“The Borders General was opened in 1988, 34 years ago, but times have changed and between 1998 and 2020 the population of the Borders increased by 8.7 per cent.
“House building continues and although there have been some additions to the hospital over the years I wonder whether the Borders General Hospital is still fit for purpose and still adequately able to serve the people of the Borders.”
One contributor raised two instances where they have encountered issues at the hospital.
He said: “I was running out of breath going up the stairs and they sent me to the hospital and they said they would fit me with a heart monitor for 24 hours. That was four weeks ago and I phoned up and they said ‘sorry, we can’t do it’ because I don’t think they have the cardiologists or whatever to cope with the influx of people arriving in the area.
“In the second instance, my wife has to have a thing removed from her chest and she was put in touch with the hospital and was told there were no consultants that could do it. So then, believe it or not, the NHS recommended that she used a private hospital in Edinburgh, which we have done, and we’re going to see the specialist in five days’ time.
“The hospital can’t seem to attract the consultants and whatever. She was 10 weeks waiting for an appointment at the Borders General so we decided to go private and we could only get it done by being recommended by the NHS.

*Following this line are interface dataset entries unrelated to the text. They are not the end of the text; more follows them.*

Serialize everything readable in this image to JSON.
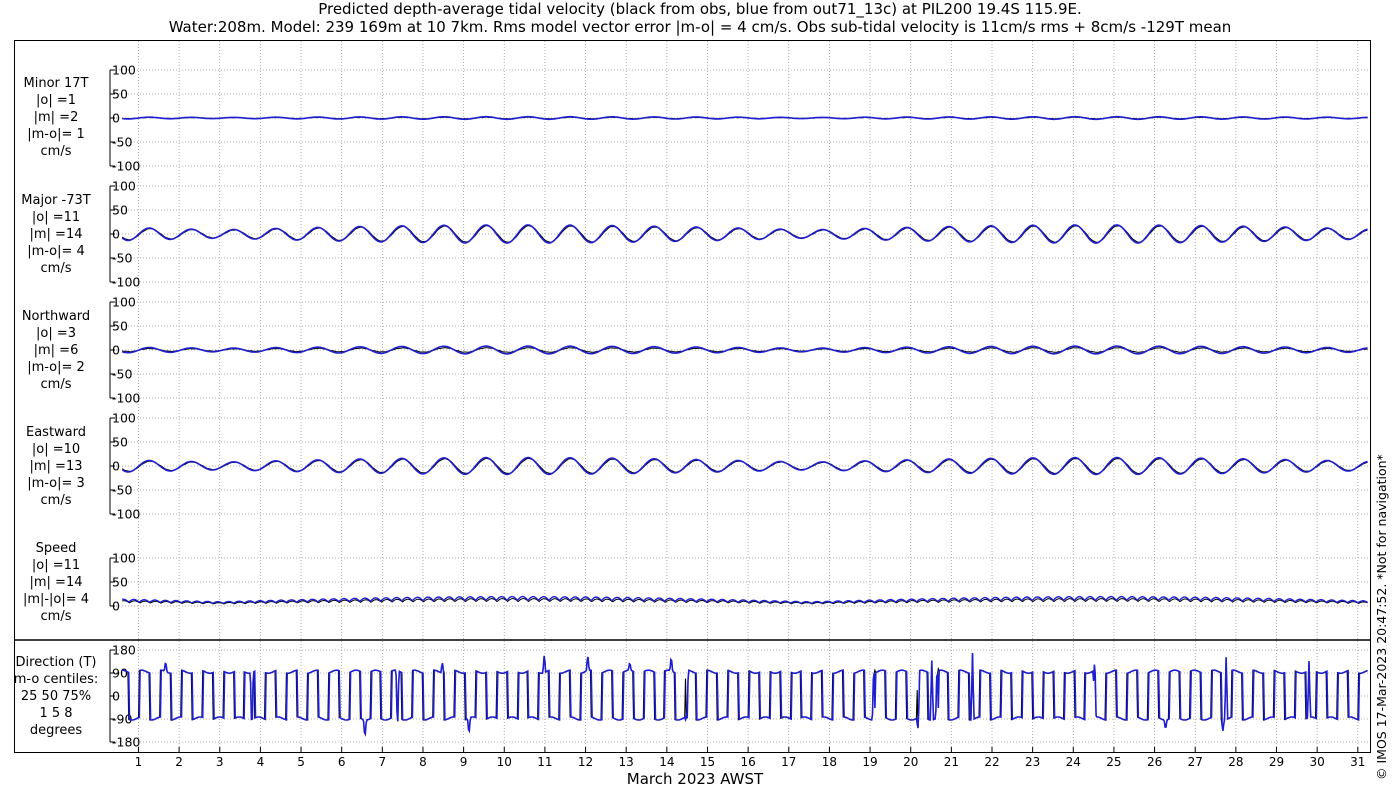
{
  "title_line1": "Predicted depth-average tidal velocity (black from obs, blue from out71_13c) at PIL200 19.4S 115.9E.",
  "title_line2": "Water:208m. Model: 239 169m at 10 7km. Rms model vector error |m-o| = 4 cm/s. Obs sub-tidal velocity is 11cm/s rms + 8cm/s -129T mean",
  "copyright": "© IMOS 17-Mar-2023 20:47:52. *Not for navigation*",
  "colors": {
    "obs": "#000000",
    "model": "#1f1fd0",
    "grid": "#9a9a9a"
  },
  "chart_data": {
    "type": "line",
    "xlabel": "March 2023 AWST",
    "x_ticks": [
      "1",
      "2",
      "3",
      "4",
      "5",
      "6",
      "7",
      "8",
      "9",
      "10",
      "11",
      "12",
      "13",
      "14",
      "15",
      "16",
      "17",
      "18",
      "19",
      "20",
      "21",
      "22",
      "23",
      "24",
      "25",
      "26",
      "27",
      "28",
      "29",
      "30",
      "31"
    ],
    "x_range_days": [
      0.3,
      31.3
    ],
    "grid": true,
    "series_legend": [
      "black from obs",
      "blue from out71_13c"
    ],
    "panels": [
      {
        "id": "minor",
        "labels": [
          "Minor 17T",
          "|o| =1",
          "|m| =2",
          "|m-o|= 1",
          "cm/s"
        ],
        "yticks": [
          "100",
          "50",
          "0",
          "-50",
          "-100"
        ],
        "ylim": [
          -100,
          100
        ],
        "amp_obs_cm_s": 1,
        "amp_model_cm_s": 2
      },
      {
        "id": "major",
        "labels": [
          "Major -73T",
          "|o| =11",
          "|m| =14",
          "|m-o|= 4",
          "cm/s"
        ],
        "yticks": [
          "100",
          "50",
          "0",
          "-50",
          "-100"
        ],
        "ylim": [
          -100,
          100
        ],
        "amp_obs_cm_s": 11,
        "amp_model_cm_s": 14
      },
      {
        "id": "north",
        "labels": [
          "Northward",
          "|o| =3",
          "|m| =6",
          "|m-o|= 2",
          "cm/s"
        ],
        "yticks": [
          "100",
          "50",
          "0",
          "-50",
          "-100"
        ],
        "ylim": [
          -100,
          100
        ],
        "amp_obs_cm_s": 3,
        "amp_model_cm_s": 6
      },
      {
        "id": "east",
        "labels": [
          "Eastward",
          "|o| =10",
          "|m| =13",
          "|m-o|= 3",
          "cm/s"
        ],
        "yticks": [
          "100",
          "50",
          "0",
          "-50",
          "-100"
        ],
        "ylim": [
          -100,
          100
        ],
        "amp_obs_cm_s": 10,
        "amp_model_cm_s": 13
      },
      {
        "id": "speed",
        "labels": [
          "Speed",
          "|o| =11",
          "|m| =14",
          "|m|-|o|= 4",
          "cm/s"
        ],
        "yticks": [
          "100",
          "50",
          "0"
        ],
        "ylim": [
          0,
          100
        ],
        "amp_obs_cm_s": 11,
        "amp_model_cm_s": 14
      },
      {
        "id": "direction",
        "labels": [
          "Direction (T)",
          "m-o centiles:",
          "25  50  75%",
          "1   5   8",
          "degrees"
        ],
        "yticks": [
          "180",
          "90",
          "0",
          "-90",
          "-180"
        ],
        "ylim": [
          -180,
          180
        ],
        "direction_levels_deg": [
          95,
          -88
        ]
      }
    ]
  }
}
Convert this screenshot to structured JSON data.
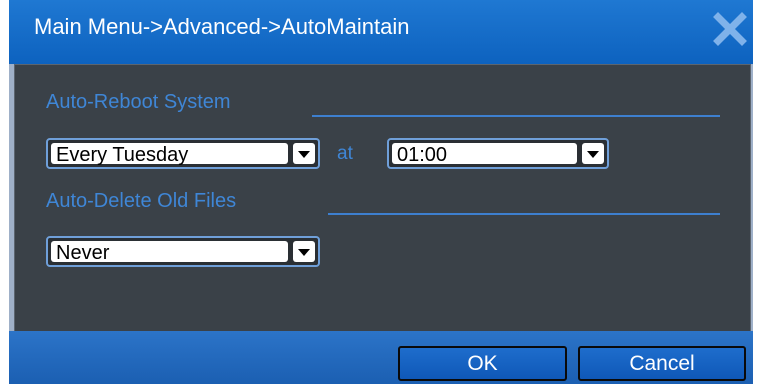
{
  "window": {
    "title": "Main Menu->Advanced->AutoMaintain",
    "close_icon": "close-icon"
  },
  "auto_reboot": {
    "label": "Auto-Reboot System",
    "day_value": "Every Tuesday",
    "at_label": "at",
    "time_value": "01:00"
  },
  "auto_delete": {
    "label": "Auto-Delete Old Files",
    "value": "Never"
  },
  "footer": {
    "ok_label": "OK",
    "cancel_label": "Cancel"
  },
  "colors": {
    "title_bar": "#1170cc",
    "panel_bg": "#3a4148",
    "label_blue": "#3f86d6"
  }
}
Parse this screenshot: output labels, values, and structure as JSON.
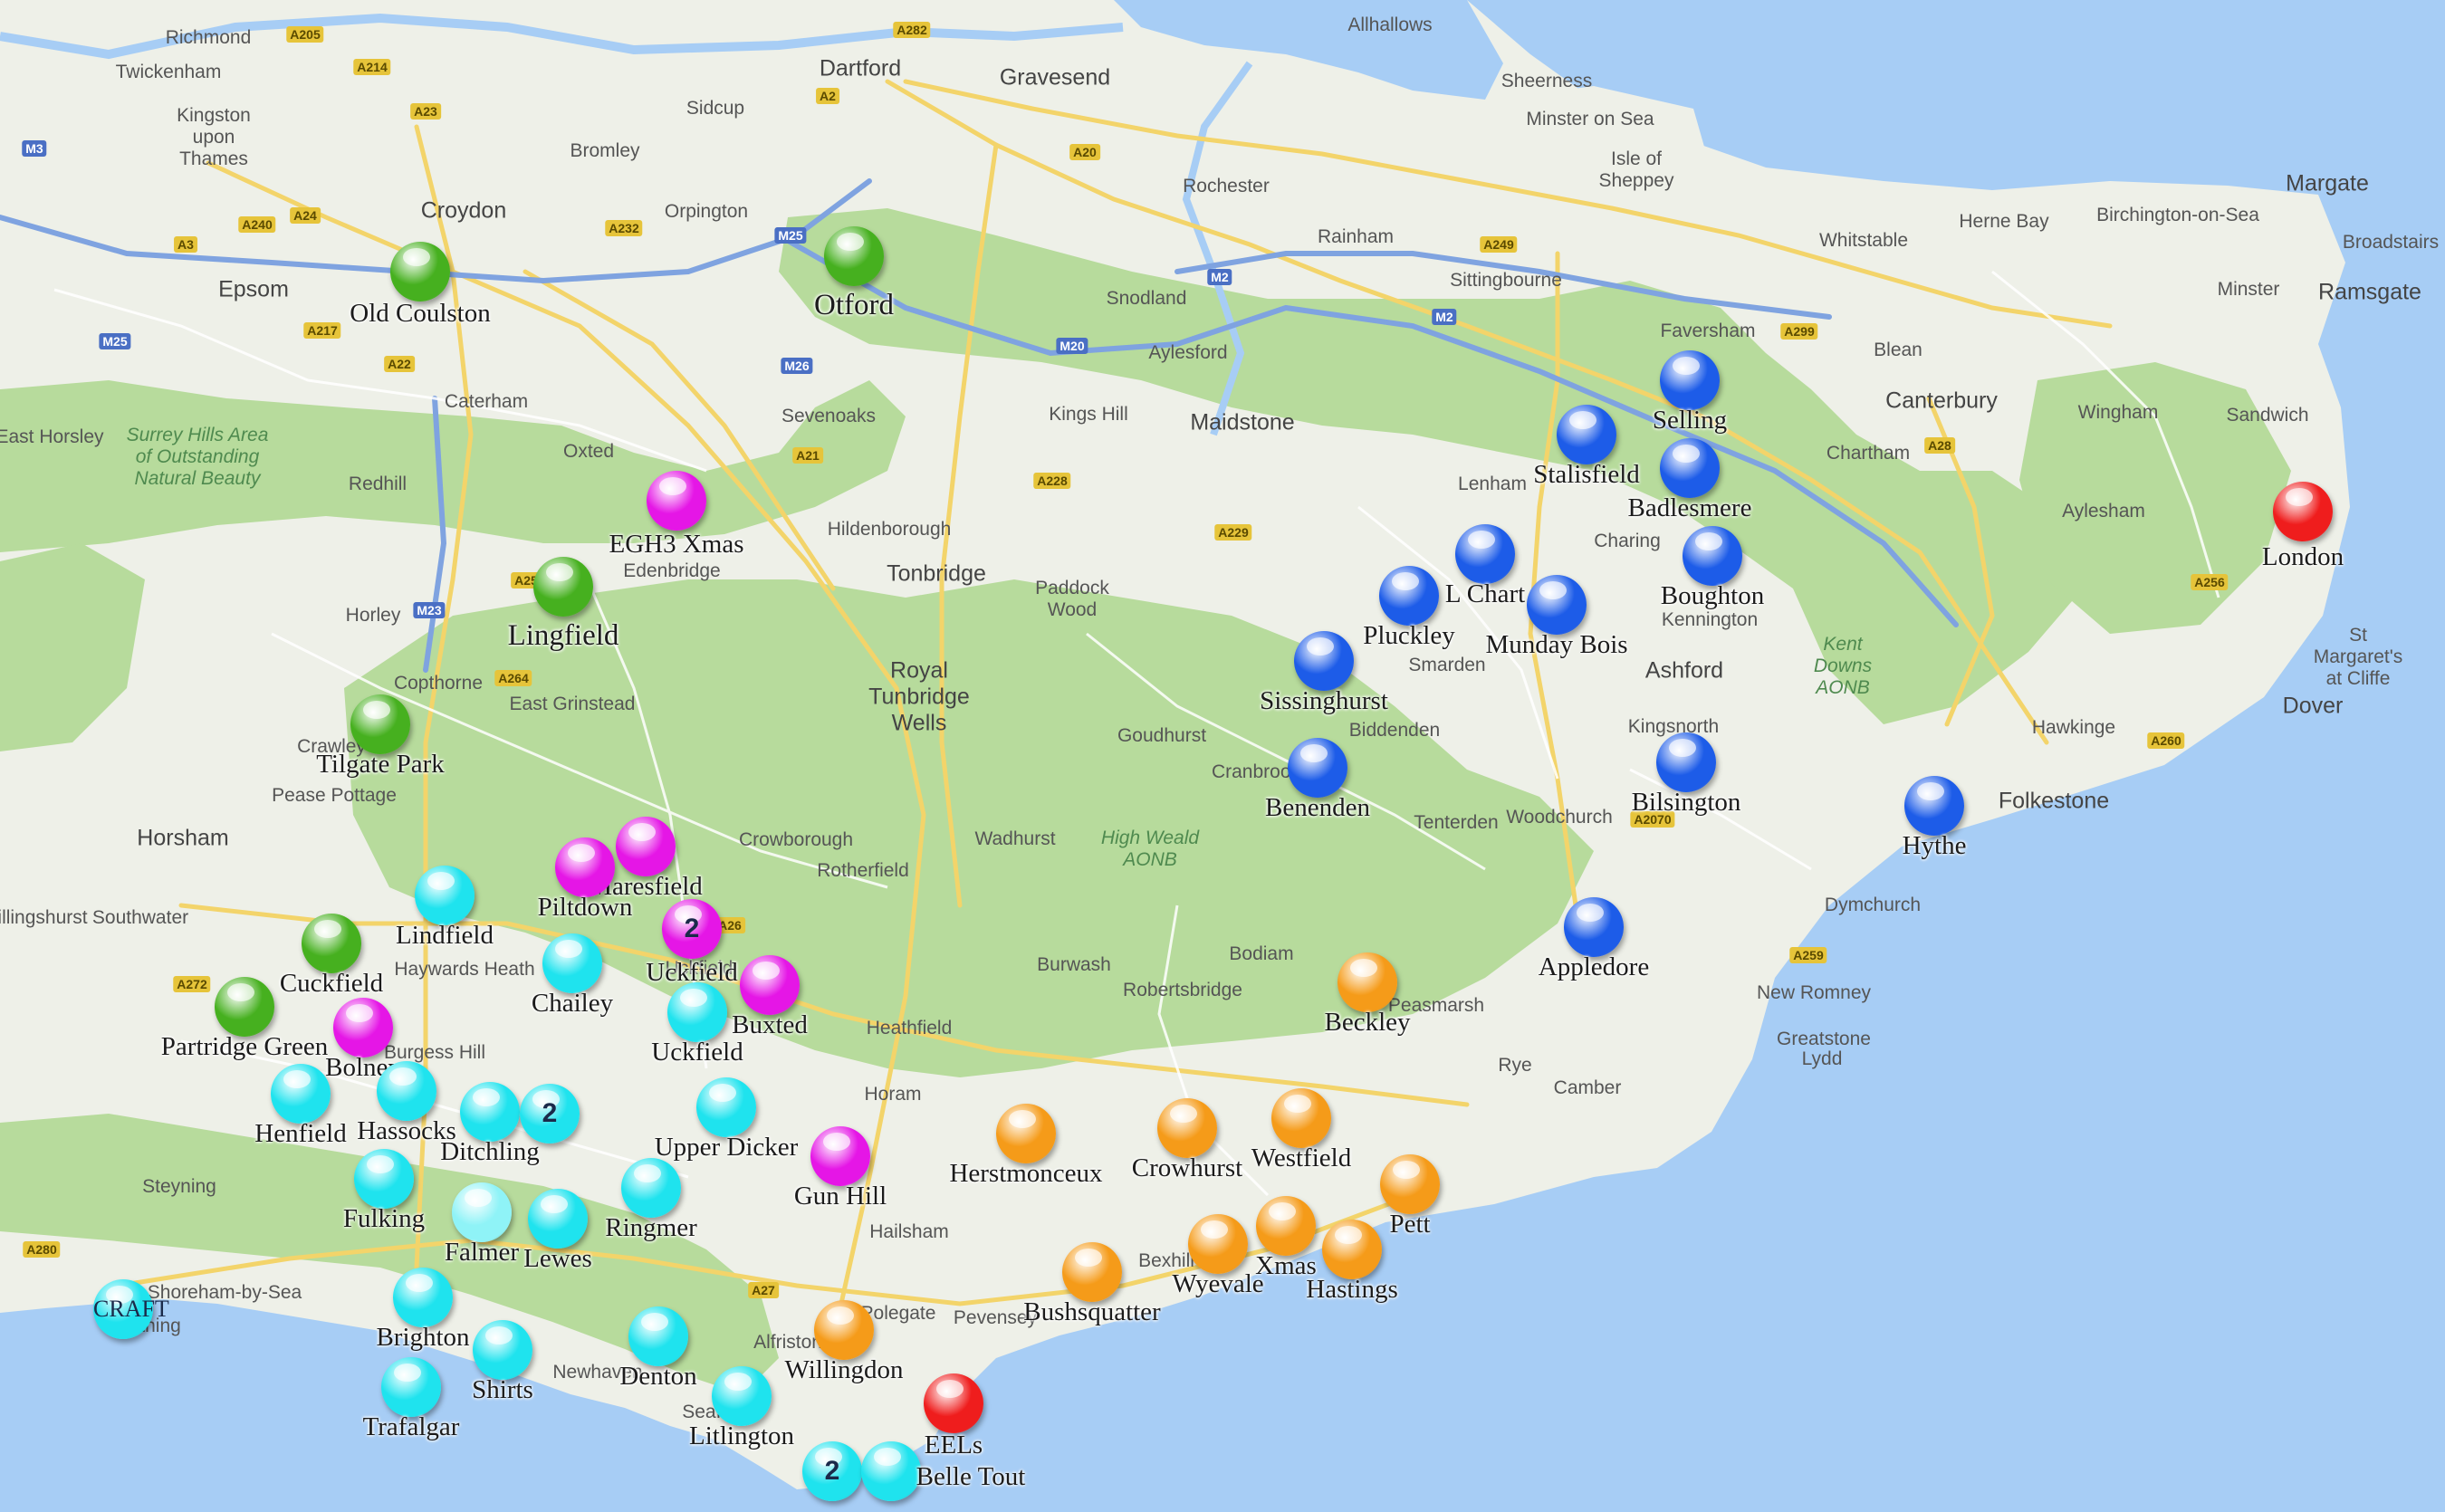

“This has to go all the way back to Holyrood to bring in investment to bring the hospital back to a standard so we don’t have to go out of the area to be treated.”
Community councillor Bill White added: “The BGH has been a fantastic hospital but one of my concerns is communication. If you get through the door you get fantastic treatment.
“I have an instance of a colleague of mine who complained about stomach pains about nine months ago. They started it off with tablets and blood tests and then they were to get an ultra-sound and they said it normally took two weeks but because of Covid it would be four to six weeks and we are now seven months down the line and there’s not even been an email.
"Even if they could have said to the chap ‘look there’s 10,000 people on the list’ and say that he had to go private. But the fact that there has been no communication going on concerns me a wee bit.”
NHS Borders chief executive Ralph Roberts has apologised to patients who are still waiting for treatment.
In a statement to the Southern, he said: “Providing our patients with high quality, person-centred care is our priority. As part of this we continue to review and revise our plans to adapt to the changing nature of healthcare, our workforce and the local population. We are committed to progressing this work, however it will take time to further develop and then put into place following the pandemic.
“As aspects of daily life return to some normality it is important to recognise that the challenges and risks from Covid-19 are still here, these challenges are particularly felt across the health and social care system.
"Over the last two years we have had to make difficult decisions in order to keep our staff and patients safe and provide urgent and emergency lifesaving care to those who needed us most. This has resulted in significant backlogs of planned surgical procedures and we have been open and honest with our patients and the general public that these backlogs will take a long time to clear.
"We have written to our patients who are waiting to give them an update about their appointment or procedure along with advice as to what they can do if they need urgent help. We recognise that these backlogs mean that patients are waiting longer than they – and we – would wish for them to receive treatment. We really are sorry about this, especially when everyday life is being affected. However I can assure you that a robust process of clinical prioritisation is followed to ensure that those who need clinical care most urgently are treated first.
“Our staff have been under exceptional pressure for two years now and continue to face significant challenges. They are also frustrated that we cannot treat everyone as quickly as we would like to, but despite this, continue to deliver compassionate high quality care to their patients. I would like to take this opportunity to thank them again for their continued hard work and dedication.”